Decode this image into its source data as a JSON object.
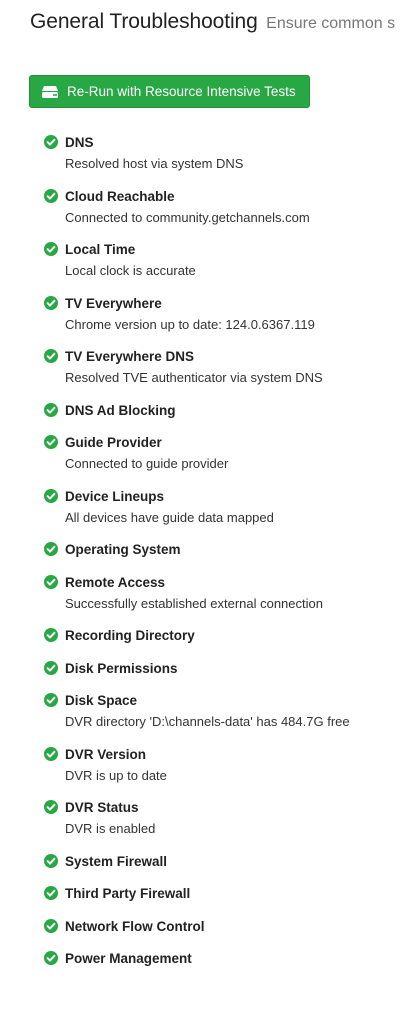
{
  "header": {
    "title": "General Troubleshooting",
    "subtitle": "Ensure common s"
  },
  "run_button": {
    "label": "Re-Run with Resource Intensive Tests",
    "icon": "server-icon"
  },
  "colors": {
    "success": "#28a745",
    "button_bg": "#28a745"
  },
  "checks": [
    {
      "name": "DNS",
      "detail": "Resolved host via system DNS"
    },
    {
      "name": "Cloud Reachable",
      "detail": "Connected to community.getchannels.com"
    },
    {
      "name": "Local Time",
      "detail": "Local clock is accurate"
    },
    {
      "name": "TV Everywhere",
      "detail": "Chrome version up to date: 124.0.6367.119"
    },
    {
      "name": "TV Everywhere DNS",
      "detail": "Resolved TVE authenticator via system DNS"
    },
    {
      "name": "DNS Ad Blocking",
      "detail": ""
    },
    {
      "name": "Guide Provider",
      "detail": "Connected to guide provider"
    },
    {
      "name": "Device Lineups",
      "detail": "All devices have guide data mapped"
    },
    {
      "name": "Operating System",
      "detail": ""
    },
    {
      "name": "Remote Access",
      "detail": "Successfully established external connection"
    },
    {
      "name": "Recording Directory",
      "detail": ""
    },
    {
      "name": "Disk Permissions",
      "detail": ""
    },
    {
      "name": "Disk Space",
      "detail": "DVR directory 'D:\\channels-data' has 484.7G free"
    },
    {
      "name": "DVR Version",
      "detail": "DVR is up to date"
    },
    {
      "name": "DVR Status",
      "detail": "DVR is enabled"
    },
    {
      "name": "System Firewall",
      "detail": ""
    },
    {
      "name": "Third Party Firewall",
      "detail": ""
    },
    {
      "name": "Network Flow Control",
      "detail": ""
    },
    {
      "name": "Power Management",
      "detail": ""
    }
  ]
}
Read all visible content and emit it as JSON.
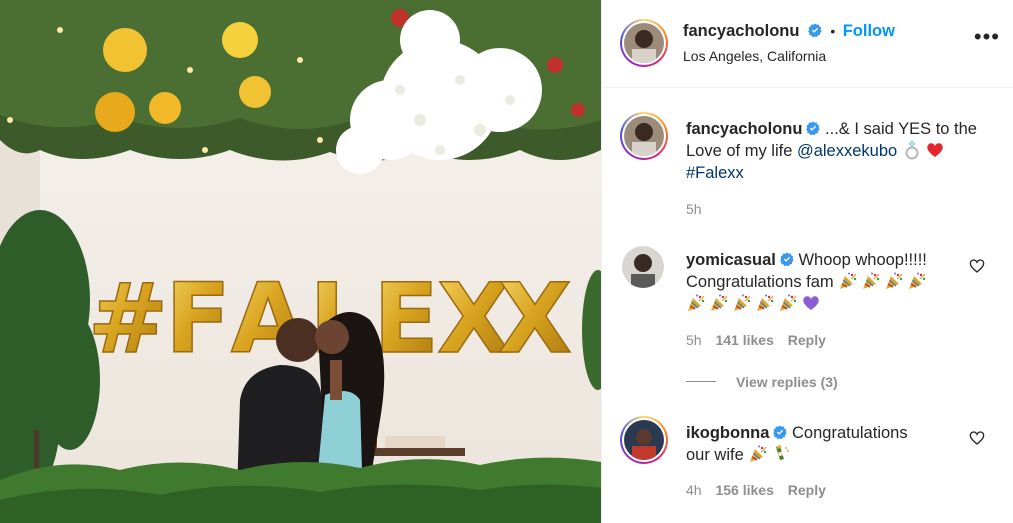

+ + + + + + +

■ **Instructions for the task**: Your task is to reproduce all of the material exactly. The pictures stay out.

■ **Answer area**:
Decode this image into its source data as a JSON object.
{
  "header": {
    "title": "General Troubleshooting",
    "subtitle": "Ensure common s"
  },
  "run_button": {
    "label": "Re-Run with Resource Intensive Tests",
    "icon": "server-icon"
  },
  "colors": {
    "success": "#28a745",
    "button_bg": "#28a745"
  },
  "checks": [
    {
      "name": "DNS",
      "detail": "Resolved host via system DNS"
    },
    {
      "name": "Cloud Reachable",
      "detail": "Connected to community.getchannels.com"
    },
    {
      "name": "Local Time",
      "detail": "Local clock is accurate"
    },
    {
      "name": "TV Everywhere",
      "detail": "Chrome version up to date: 124.0.6367.119"
    },
    {
      "name": "TV Everywhere DNS",
      "detail": "Resolved TVE authenticator via system DNS"
    },
    {
      "name": "DNS Ad Blocking",
      "detail": ""
    },
    {
      "name": "Guide Provider",
      "detail": "Connected to guide provider"
    },
    {
      "name": "Device Lineups",
      "detail": "All devices have guide data mapped"
    },
    {
      "name": "Operating System",
      "detail": ""
    },
    {
      "name": "Remote Access",
      "detail": "Successfully established external connection"
    },
    {
      "name": "Recording Directory",
      "detail": ""
    },
    {
      "name": "Disk Permissions",
      "detail": ""
    },
    {
      "name": "Disk Space",
      "detail": "DVR directory 'D:\\channels-data' has 484.7G free"
    },
    {
      "name": "DVR Version",
      "detail": "DVR is up to date"
    },
    {
      "name": "DVR Status",
      "detail": "DVR is enabled"
    },
    {
      "name": "System Firewall",
      "detail": ""
    },
    {
      "name": "Third Party Firewall",
      "detail": ""
    },
    {
      "name": "Network Flow Control",
      "detail": ""
    },
    {
      "name": "Power Management",
      "detail": ""
    }
  ]
}
Read all visible content and emit it as JSON.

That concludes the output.